Radiation destroys microbial life and this property is considered particularly beneficial, since it will result in the inactivation of pathogenic micro flora;
Radiation is capable of altering the structure of organic molecules, thereby leading to a decrease in Biochemical Oxygen Demand (BOD5) and Chemical Oxygen Demand (COD).
Radiation can bring out physiochemical alteration in suspended solid, leading to the formation of more compact sludge and higher capacity for settling.
It is generally agreed that radiation is an exceptionally effective disinfection method. The sequence of events during radiation exposure includes three periods; latent period; demonstrable effects period, and recovery Period.
Responses of Microorganisms to Irradiation Used in Wastewater Treatment
The responses of microorganisms and parasites to a given dose can be altered in different ways. This is possible because the response depends on:
physical factors (temperature and type of radiation);
chemical factors (sensitizing and protecting agents);
© Biological or physiological factors (growth phase and amount of DNA).
The effect of radiation on microorganisms and parasites can be modified not only by agents present during irradiation, but also by biochemical processes occurring over a much longer period of time. Proper pretreatment of wastewater prior to irradiation offers an advantage in maximizing the lethal effect [3
The treatment of wastewater by irradiation can be optimized to enhance the synergistic inactivation of microorganisms and parasites. The main factors, other than the genotype of the microorganisms that influence, radio sensitivity are oxygen, chemicals present in wastewater and temperature.
Materials and Methods
Samples of wastewater were collected from AL-Rustamia sewage treatment plant for three months: January, February and March (2002) whereBOD5 were estimated as 243mg/L, 309 mg/L and 321mg/L respectively. The samples were collected by using different types of clean containers. Samples were taken from the effluent of the primary settling tank.
The facility used in irradiation is Gamma-cell 220 (Canadian made) supplied with Co60
which has a calculated dose rate of two Mrad/hr and radioactivity of 50 kCi in January 1985. Samples were arranged in the cylindrical irradiation chamber (16 cm in diameter and 20 cm in height). This room moved vertically down to the radiation sources of Co60

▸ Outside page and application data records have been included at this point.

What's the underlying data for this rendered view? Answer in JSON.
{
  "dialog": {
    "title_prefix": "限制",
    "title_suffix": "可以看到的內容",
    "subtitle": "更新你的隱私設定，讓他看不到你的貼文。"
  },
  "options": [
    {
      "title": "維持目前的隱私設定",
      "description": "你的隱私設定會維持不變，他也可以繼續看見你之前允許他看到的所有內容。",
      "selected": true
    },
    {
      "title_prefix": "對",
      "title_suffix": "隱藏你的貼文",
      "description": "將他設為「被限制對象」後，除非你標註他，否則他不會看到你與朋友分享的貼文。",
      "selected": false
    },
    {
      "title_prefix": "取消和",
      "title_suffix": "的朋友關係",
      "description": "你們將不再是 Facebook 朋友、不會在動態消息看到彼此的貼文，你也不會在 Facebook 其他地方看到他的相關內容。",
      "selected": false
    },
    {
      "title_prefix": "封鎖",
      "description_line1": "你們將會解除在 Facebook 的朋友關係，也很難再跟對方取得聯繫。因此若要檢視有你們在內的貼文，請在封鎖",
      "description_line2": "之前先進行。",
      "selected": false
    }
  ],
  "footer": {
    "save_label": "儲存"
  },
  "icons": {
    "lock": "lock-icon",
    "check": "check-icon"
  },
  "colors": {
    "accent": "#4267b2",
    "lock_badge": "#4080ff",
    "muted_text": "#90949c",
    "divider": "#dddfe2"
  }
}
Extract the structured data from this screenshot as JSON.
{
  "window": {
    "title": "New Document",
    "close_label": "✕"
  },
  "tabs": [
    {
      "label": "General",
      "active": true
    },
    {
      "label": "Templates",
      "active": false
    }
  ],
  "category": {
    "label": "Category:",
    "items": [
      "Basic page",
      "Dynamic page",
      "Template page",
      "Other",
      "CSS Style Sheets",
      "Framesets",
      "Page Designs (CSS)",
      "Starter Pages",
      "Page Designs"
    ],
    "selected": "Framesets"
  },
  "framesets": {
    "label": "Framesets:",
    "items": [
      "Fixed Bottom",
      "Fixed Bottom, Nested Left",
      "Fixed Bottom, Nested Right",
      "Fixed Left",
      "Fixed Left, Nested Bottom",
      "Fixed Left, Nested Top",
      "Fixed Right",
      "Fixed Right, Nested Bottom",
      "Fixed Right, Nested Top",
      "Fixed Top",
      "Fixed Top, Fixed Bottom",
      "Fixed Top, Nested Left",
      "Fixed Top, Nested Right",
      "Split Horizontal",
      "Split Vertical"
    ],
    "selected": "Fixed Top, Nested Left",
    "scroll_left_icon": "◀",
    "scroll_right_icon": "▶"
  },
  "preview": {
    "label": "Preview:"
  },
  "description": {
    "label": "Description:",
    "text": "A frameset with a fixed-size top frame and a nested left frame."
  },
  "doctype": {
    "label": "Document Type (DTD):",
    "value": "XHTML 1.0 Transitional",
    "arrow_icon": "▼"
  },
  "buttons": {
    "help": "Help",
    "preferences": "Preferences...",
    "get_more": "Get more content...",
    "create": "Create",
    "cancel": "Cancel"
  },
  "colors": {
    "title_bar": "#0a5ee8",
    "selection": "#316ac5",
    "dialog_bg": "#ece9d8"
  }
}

as roods rotate around the room to supply a homogenous dose for all samples (Fig 1
All tests in this study were taken as an average of three samples subjected to the same absorbing dose. The doses used were 0, 10, 25, 50, 100, 200, 300, 400, and 500 krad. The dose rate in recent time (i.e. 2002) was approximately 0.2 Mrad/hr (Calculated on the basis that the half-life of Co60 is 5.26 years). The irradiation times for these dosages were 0, 3, 7.5, 15, 30, 60, 90, 120, and 150 min. respectively where:
D = Absorbing dose, (rad): DR = Dose Rate, (rad/min.): and T = Irradiation time, (min).
Physical and Chemical Measurements
The physical and chemical measurement parameters taken for this study were: turbidity, electrical conductivity (EC) and hardness., pH, dissolved oxygen (DO), biochemical oxygen demand (BOD5) and chemical oxygen demand (COD), total suspended solid (TSS ), total dissolved solids (TDS), fat, oil and grease (FOG), and phenolic compounds.